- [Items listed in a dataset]
►

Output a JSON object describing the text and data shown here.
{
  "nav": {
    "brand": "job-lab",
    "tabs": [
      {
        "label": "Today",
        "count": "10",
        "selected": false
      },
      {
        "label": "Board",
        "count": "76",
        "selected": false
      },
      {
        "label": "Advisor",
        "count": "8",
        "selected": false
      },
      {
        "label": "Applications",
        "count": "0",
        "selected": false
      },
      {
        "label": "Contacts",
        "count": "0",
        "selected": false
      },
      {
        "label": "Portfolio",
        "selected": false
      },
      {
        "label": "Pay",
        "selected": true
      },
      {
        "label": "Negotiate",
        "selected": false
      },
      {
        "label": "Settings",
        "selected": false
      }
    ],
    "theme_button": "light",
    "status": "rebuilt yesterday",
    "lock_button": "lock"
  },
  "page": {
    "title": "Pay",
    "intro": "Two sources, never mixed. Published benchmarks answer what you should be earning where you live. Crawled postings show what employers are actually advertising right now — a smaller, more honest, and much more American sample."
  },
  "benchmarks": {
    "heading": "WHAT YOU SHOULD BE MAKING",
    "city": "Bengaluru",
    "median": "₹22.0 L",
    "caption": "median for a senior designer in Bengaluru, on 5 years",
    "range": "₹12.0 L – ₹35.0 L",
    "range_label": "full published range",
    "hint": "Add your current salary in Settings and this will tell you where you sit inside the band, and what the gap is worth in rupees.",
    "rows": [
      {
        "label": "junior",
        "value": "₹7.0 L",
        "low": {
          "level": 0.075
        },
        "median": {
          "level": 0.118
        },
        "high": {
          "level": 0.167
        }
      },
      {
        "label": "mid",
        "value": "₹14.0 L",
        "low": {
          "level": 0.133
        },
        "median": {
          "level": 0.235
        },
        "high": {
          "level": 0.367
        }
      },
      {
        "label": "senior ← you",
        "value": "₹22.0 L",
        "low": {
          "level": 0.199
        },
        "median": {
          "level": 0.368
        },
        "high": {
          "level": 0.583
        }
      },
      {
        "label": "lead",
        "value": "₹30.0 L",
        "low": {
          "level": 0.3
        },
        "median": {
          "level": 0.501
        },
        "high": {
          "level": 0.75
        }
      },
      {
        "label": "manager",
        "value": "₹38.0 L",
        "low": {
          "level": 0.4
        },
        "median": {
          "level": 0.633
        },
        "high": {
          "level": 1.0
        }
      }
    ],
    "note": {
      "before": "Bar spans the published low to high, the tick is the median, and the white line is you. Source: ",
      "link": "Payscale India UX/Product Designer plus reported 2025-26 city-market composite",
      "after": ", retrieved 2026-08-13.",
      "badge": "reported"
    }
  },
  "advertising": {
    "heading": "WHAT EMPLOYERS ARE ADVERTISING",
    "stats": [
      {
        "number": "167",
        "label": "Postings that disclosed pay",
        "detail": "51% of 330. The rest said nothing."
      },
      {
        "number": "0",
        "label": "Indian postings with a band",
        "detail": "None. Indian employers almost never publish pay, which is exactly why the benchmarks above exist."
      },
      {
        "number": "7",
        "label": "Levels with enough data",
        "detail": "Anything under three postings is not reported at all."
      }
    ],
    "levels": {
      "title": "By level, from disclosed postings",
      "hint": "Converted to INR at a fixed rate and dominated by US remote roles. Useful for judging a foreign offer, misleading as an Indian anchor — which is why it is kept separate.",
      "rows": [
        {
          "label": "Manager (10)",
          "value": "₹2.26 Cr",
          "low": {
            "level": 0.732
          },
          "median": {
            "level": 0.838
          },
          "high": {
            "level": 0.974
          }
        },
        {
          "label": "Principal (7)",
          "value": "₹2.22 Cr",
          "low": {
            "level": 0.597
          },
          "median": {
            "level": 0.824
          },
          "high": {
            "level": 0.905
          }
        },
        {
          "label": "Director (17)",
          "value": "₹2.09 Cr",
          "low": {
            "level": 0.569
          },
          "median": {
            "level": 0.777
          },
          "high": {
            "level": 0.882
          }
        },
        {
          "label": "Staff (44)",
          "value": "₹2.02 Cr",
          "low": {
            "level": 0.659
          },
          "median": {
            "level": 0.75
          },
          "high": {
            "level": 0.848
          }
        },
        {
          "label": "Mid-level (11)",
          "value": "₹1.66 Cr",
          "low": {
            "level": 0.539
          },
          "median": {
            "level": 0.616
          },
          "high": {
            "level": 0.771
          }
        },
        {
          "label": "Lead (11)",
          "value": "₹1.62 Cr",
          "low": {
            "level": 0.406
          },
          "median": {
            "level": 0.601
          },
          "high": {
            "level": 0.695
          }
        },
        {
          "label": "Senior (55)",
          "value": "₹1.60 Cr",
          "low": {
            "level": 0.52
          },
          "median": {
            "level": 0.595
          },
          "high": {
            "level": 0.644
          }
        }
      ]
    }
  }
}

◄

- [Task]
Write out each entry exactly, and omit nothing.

- [Reply]
Output a JSON object describing the text and data shown here.
{
  "nav": {
    "brand": "job-lab",
    "tabs": [
      {
        "label": "Today",
        "count": "10",
        "selected": false
      },
      {
        "label": "Board",
        "count": "76",
        "selected": false
      },
      {
        "label": "Advisor",
        "count": "8",
        "selected": false
      },
      {
        "label": "Applications",
        "count": "0",
        "selected": false
      },
      {
        "label": "Contacts",
        "count": "0",
        "selected": false
      },
      {
        "label": "Portfolio",
        "selected": false
      },
      {
        "label": "Pay",
        "selected": true
      },
      {
        "label": "Negotiate",
        "selected": false
      },
      {
        "label": "Settings",
        "selected": false
      }
    ],
    "theme_button": "light",
    "status": "rebuilt yesterday",
    "lock_button": "lock"
  },
  "page": {
    "title": "Pay",
    "intro": "Two sources, never mixed. Published benchmarks answer what you should be earning where you live. Crawled postings show what employers are actually advertising right now — a smaller, more honest, and much more American sample."
  },
  "benchmarks": {
    "heading": "WHAT YOU SHOULD BE MAKING",
    "city": "Bengaluru",
    "median": "₹22.0 L",
    "caption": "median for a senior designer in Bengaluru, on 5 years",
    "range": "₹12.0 L – ₹35.0 L",
    "range_label": "full published range",
    "hint": "Add your current salary in Settings and this will tell you where you sit inside the band, and what the gap is worth in rupees.",
    "rows": [
      {
        "label": "junior",
        "value": "₹7.0 L",
        "low": {
          "level": 0.075
        },
        "median": {
          "level": 0.118
        },
        "high": {
          "level": 0.167
        }
      },
      {
        "label": "mid",
        "value": "₹14.0 L",
        "low": {
          "level": 0.133
        },
        "median": {
          "level": 0.235
        },
        "high": {
          "level": 0.367
        }
      },
      {
        "label": "senior ← you",
        "value": "₹22.0 L",
        "low": {
          "level": 0.199
        },
        "median": {
          "level": 0.368
        },
        "high": {
          "level": 0.583
        }
      },
      {
        "label": "lead",
        "value": "₹30.0 L",
        "low": {
          "level": 0.3
        },
        "median": {
          "level": 0.501
        },
        "high": {
          "level": 0.75
        }
      },
      {
        "label": "manager",
        "value": "₹38.0 L",
        "low": {
          "level": 0.4
        },
        "median": {
          "level": 0.633
        },
        "high": {
          "level": 1.0
        }
      }
    ],
    "note": {
      "before": "Bar spans the published low to high, the tick is the median, and the white line is you. Source: ",
      "link": "Payscale India UX/Product Designer plus reported 2025-26 city-market composite",
      "after": ", retrieved 2026-08-13.",
      "badge": "reported"
    }
  },
  "advertising": {
    "heading": "WHAT EMPLOYERS ARE ADVERTISING",
    "stats": [
      {
        "number": "167",
        "label": "Postings that disclosed pay",
        "detail": "51% of 330. The rest said nothing."
      },
      {
        "number": "0",
        "label": "Indian postings with a band",
        "detail": "None. Indian employers almost never publish pay, which is exactly why the benchmarks above exist."
      },
      {
        "number": "7",
        "label": "Levels with enough data",
        "detail": "Anything under three postings is not reported at all."
      }
    ],
    "levels": {
      "title": "By level, from disclosed postings",
      "hint": "Converted to INR at a fixed rate and dominated by US remote roles. Useful for judging a foreign offer, misleading as an Indian anchor — which is why it is kept separate.",
      "rows": [
        {
          "label": "Manager (10)",
          "value": "₹2.26 Cr",
          "low": {
            "level": 0.732
          },
          "median": {
            "level": 0.838
          },
          "high": {
            "level": 0.974
          }
        },
        {
          "label": "Principal (7)",
          "value": "₹2.22 Cr",
          "low": {
            "level": 0.597
          },
          "median": {
            "level": 0.824
          },
          "high": {
            "level": 0.905
          }
        },
        {
          "label": "Director (17)",
          "value": "₹2.09 Cr",
          "low": {
            "level": 0.569
          },
          "median": {
            "level": 0.777
          },
          "high": {
            "level": 0.882
          }
        },
        {
          "label": "Staff (44)",
          "value": "₹2.02 Cr",
          "low": {
            "level": 0.659
          },
          "median": {
            "level": 0.75
          },
          "high": {
            "level": 0.848
          }
        },
        {
          "label": "Mid-level (11)",
          "value": "₹1.66 Cr",
          "low": {
            "level": 0.539
          },
          "median": {
            "level": 0.616
          },
          "high": {
            "level": 0.771
          }
        },
        {
          "label": "Lead (11)",
          "value": "₹1.62 Cr",
          "low": {
            "level": 0.406
          },
          "median": {
            "level": 0.601
          },
          "high": {
            "level": 0.695
          }
        },
        {
          "label": "Senior (55)",
          "value": "₹1.60 Cr",
          "low": {
            "level": 0.52
          },
          "median": {
            "level": 0.595
          },
          "high": {
            "level": 0.644
          }
        }
      ]
    }
  }
}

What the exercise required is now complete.